═══ EXTRACTED RECORDS

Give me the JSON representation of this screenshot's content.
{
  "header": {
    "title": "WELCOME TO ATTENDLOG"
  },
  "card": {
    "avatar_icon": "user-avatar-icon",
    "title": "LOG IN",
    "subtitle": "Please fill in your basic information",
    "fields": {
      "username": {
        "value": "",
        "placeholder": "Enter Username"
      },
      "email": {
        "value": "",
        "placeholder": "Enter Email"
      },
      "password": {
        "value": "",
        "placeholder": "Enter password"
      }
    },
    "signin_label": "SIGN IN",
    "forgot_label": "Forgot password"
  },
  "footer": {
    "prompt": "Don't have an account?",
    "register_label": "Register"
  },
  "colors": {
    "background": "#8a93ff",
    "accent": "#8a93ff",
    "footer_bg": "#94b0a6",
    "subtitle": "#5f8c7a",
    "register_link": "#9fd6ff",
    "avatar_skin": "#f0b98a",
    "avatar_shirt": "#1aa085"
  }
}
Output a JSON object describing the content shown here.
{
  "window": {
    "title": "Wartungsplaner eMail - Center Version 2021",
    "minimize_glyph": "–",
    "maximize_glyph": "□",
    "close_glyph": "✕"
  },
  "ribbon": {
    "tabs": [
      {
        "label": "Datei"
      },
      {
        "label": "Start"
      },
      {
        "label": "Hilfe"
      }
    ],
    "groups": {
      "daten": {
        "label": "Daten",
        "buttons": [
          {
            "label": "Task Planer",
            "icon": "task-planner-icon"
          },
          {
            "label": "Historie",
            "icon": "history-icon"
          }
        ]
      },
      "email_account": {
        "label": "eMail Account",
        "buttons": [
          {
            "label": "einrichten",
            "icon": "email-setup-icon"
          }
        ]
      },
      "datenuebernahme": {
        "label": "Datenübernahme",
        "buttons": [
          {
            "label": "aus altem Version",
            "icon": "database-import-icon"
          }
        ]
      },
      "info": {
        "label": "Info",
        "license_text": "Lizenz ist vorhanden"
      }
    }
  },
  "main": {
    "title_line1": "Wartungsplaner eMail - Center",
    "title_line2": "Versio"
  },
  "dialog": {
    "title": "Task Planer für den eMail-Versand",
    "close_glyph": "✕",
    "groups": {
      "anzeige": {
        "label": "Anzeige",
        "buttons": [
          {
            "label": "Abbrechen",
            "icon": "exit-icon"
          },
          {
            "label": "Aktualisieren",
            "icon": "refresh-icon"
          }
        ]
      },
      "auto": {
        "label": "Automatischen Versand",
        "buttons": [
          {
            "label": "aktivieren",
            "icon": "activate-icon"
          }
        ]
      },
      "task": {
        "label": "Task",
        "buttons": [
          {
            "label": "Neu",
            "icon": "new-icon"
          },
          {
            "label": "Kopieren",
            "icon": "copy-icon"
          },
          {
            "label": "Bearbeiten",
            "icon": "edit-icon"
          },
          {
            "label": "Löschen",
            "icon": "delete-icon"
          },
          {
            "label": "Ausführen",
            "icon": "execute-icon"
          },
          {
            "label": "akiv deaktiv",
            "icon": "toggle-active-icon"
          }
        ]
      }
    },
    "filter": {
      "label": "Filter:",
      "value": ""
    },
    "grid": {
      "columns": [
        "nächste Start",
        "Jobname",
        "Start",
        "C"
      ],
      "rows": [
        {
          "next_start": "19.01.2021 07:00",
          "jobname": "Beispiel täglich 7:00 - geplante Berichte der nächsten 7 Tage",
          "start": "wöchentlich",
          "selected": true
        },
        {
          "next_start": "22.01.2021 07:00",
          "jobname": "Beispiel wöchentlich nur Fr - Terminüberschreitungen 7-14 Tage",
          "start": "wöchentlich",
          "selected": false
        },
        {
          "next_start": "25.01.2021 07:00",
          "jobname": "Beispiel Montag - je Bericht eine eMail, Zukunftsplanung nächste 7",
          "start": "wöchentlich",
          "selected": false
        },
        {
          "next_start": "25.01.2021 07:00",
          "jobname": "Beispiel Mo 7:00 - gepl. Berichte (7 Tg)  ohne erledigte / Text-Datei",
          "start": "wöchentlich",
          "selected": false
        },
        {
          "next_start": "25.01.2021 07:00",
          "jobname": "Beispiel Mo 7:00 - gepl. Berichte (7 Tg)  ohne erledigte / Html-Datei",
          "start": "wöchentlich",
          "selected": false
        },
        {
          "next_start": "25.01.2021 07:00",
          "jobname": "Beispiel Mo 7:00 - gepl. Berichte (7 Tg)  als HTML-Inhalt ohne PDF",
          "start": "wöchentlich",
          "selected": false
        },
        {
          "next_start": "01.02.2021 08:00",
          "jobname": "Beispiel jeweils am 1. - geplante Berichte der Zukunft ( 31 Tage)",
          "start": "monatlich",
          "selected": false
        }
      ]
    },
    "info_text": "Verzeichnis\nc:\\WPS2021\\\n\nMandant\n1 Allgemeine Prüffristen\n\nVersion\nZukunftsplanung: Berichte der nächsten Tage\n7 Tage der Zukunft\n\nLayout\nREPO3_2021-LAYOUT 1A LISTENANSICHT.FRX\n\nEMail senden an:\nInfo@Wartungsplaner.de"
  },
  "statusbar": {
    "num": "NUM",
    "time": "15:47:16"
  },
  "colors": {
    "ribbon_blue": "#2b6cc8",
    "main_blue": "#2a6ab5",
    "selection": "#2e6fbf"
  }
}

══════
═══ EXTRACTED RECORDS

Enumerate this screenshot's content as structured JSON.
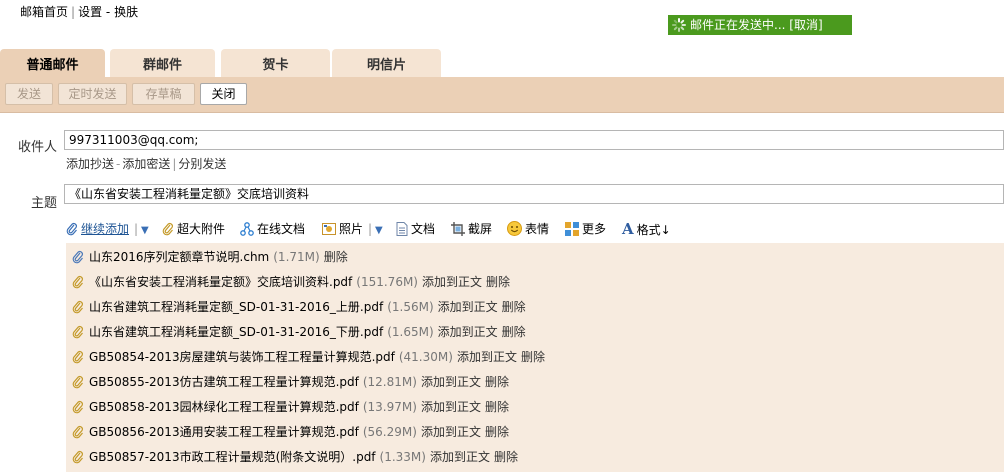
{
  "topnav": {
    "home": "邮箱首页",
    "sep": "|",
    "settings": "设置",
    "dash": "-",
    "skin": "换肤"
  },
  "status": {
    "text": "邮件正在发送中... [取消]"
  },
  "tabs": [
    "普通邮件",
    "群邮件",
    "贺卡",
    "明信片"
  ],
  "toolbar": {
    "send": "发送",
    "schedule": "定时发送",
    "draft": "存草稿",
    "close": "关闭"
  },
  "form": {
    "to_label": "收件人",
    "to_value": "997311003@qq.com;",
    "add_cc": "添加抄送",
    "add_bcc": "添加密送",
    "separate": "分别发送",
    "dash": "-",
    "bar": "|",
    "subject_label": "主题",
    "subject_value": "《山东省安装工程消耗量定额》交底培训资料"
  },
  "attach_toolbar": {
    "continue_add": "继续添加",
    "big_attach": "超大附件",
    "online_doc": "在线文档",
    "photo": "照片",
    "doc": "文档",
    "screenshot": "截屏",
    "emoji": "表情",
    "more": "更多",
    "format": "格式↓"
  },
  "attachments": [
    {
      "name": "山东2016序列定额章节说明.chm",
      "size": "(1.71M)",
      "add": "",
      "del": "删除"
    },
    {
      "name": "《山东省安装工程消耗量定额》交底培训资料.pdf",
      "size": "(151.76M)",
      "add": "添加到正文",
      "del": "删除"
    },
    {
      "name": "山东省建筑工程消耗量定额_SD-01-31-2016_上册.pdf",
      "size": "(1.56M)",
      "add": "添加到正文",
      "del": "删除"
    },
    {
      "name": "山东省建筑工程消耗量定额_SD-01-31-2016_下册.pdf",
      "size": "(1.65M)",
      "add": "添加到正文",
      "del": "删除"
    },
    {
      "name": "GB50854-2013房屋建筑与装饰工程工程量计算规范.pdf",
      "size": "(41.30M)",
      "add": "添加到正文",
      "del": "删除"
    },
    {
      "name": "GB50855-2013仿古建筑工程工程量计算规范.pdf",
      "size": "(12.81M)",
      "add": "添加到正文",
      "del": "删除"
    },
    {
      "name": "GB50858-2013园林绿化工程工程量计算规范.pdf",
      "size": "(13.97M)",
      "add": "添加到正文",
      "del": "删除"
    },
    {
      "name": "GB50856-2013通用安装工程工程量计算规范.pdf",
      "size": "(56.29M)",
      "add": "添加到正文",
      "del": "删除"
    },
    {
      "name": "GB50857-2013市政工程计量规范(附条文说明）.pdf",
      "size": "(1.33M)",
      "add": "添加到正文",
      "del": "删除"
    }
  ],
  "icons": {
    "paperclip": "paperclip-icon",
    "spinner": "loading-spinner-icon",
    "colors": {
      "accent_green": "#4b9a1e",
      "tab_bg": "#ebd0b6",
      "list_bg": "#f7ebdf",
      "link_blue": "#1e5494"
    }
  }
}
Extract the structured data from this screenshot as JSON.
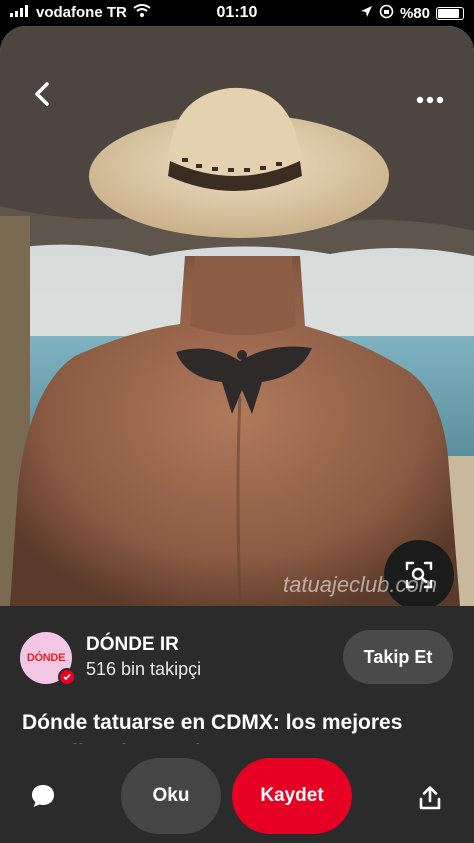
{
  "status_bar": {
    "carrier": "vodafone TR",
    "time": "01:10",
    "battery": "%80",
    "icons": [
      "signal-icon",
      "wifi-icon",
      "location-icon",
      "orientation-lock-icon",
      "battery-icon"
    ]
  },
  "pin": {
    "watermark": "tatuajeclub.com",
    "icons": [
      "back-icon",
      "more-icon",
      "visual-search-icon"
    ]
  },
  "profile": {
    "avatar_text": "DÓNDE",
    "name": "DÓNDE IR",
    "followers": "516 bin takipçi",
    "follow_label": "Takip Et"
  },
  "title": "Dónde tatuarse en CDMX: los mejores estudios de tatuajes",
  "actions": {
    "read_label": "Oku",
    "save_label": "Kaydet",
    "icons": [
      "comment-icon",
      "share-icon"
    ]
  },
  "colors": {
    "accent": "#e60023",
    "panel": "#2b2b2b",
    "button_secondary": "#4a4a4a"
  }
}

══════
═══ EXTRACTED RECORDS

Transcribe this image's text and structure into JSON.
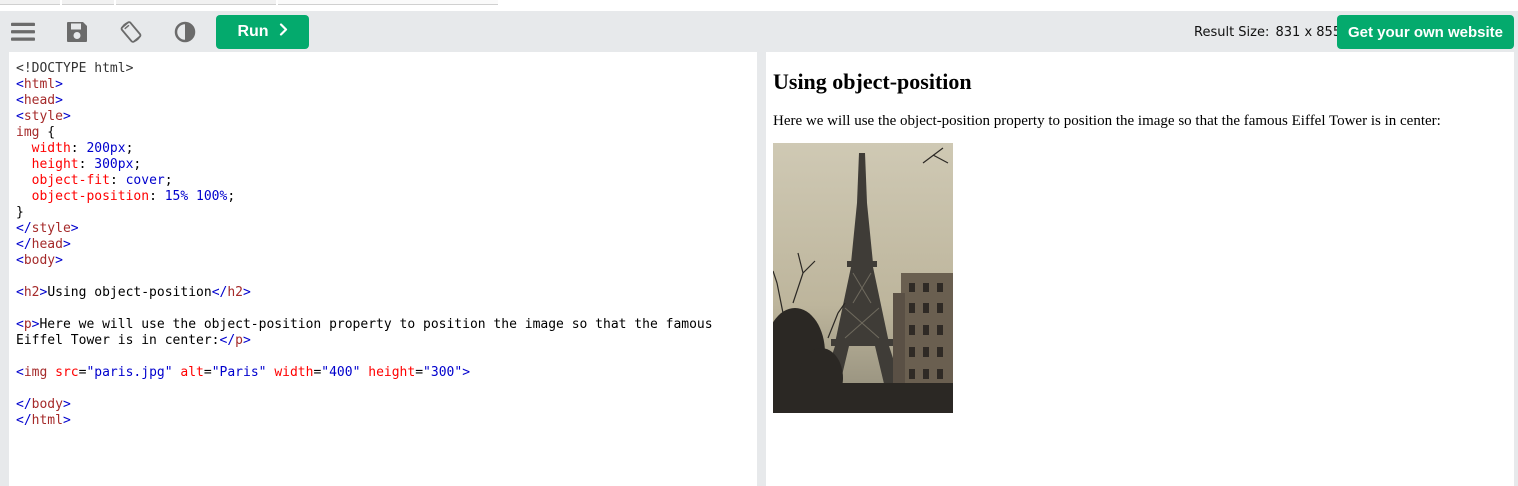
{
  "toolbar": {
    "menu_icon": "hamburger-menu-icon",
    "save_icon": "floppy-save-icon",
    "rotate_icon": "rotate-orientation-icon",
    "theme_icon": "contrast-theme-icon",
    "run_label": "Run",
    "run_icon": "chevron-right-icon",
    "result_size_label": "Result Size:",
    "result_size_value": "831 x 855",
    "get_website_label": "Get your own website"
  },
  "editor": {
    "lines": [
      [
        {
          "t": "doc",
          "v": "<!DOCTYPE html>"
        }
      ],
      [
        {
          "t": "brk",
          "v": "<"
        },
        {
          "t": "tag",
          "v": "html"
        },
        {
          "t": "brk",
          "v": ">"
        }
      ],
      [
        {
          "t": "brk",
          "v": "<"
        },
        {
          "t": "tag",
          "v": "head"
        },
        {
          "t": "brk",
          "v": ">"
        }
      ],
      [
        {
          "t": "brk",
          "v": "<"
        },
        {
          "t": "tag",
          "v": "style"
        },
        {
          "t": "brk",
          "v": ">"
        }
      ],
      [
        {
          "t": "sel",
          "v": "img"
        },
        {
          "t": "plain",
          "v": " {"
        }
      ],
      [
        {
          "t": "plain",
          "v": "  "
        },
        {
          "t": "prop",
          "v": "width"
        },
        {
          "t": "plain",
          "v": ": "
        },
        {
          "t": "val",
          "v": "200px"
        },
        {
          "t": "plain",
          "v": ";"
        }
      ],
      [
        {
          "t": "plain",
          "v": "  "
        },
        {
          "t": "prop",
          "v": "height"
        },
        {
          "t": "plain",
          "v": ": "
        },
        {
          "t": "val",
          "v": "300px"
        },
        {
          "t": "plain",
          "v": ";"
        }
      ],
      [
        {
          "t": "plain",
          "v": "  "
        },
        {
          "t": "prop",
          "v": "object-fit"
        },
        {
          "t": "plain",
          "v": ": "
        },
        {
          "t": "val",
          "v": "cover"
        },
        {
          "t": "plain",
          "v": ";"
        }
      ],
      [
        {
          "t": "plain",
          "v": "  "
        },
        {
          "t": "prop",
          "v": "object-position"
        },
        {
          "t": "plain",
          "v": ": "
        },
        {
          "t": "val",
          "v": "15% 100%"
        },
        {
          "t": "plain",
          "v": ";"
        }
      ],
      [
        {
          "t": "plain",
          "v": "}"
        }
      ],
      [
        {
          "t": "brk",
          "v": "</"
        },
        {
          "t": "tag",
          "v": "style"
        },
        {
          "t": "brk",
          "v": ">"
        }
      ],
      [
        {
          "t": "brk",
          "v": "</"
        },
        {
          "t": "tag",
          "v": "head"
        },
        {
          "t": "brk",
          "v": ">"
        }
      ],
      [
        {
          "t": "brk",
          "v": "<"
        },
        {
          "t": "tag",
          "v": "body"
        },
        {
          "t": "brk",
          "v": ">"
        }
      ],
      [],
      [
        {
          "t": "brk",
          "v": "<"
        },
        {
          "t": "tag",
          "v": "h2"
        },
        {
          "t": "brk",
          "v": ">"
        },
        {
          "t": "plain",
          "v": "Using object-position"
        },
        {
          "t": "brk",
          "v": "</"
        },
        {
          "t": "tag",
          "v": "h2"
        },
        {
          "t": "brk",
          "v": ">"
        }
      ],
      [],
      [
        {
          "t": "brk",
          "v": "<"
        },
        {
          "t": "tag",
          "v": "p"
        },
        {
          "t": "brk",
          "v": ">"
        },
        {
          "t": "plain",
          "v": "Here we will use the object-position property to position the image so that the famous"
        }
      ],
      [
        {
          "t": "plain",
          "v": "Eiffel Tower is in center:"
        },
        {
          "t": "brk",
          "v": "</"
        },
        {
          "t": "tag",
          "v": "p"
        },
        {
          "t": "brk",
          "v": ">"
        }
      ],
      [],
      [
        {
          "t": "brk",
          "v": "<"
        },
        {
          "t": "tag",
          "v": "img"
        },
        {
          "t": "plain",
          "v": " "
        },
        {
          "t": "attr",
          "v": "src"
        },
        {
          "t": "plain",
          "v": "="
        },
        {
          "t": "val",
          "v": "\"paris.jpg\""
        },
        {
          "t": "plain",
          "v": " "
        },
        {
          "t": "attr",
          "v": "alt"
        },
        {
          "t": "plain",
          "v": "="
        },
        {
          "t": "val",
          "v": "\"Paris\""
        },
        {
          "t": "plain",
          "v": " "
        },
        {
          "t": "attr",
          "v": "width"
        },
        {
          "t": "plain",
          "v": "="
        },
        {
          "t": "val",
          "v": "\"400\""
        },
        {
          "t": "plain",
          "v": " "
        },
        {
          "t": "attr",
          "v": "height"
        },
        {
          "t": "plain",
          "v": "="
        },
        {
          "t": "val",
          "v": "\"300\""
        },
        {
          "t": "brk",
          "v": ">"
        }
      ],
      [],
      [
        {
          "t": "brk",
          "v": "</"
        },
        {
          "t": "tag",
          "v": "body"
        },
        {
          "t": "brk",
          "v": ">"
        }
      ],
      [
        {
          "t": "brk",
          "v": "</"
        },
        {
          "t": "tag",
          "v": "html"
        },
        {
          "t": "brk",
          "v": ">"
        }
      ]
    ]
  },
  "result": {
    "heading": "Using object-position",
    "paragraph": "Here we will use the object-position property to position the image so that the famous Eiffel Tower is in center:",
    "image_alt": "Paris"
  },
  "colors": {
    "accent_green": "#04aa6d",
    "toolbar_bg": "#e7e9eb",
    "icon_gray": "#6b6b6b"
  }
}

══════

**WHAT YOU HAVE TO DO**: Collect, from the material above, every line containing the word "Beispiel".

**TASK OUTPUT**:
          "jobname": "Beispiel täglich 7:00 - geplante Berichte der nächsten 7 Tage",
          "jobname": "Beispiel wöchentlich nur Fr - Terminüberschreitungen 7-14 Tage",
          "jobname": "Beispiel Montag - je Bericht eine eMail, Zukunftsplanung nächste 7",
          "jobname": "Beispiel Mo 7:00 - gepl. Berichte (7 Tg)  ohne erledigte / Text-Datei",
          "jobname": "Beispiel Mo 7:00 - gepl. Berichte (7 Tg)  ohne erledigte / Html-Datei",
          "jobname": "Beispiel Mo 7:00 - gepl. Berichte (7 Tg)  als HTML-Inhalt ohne PDF",
          "jobname": "Beispiel jeweils am 1. - geplante Berichte der Zukunft ( 31 Tage)",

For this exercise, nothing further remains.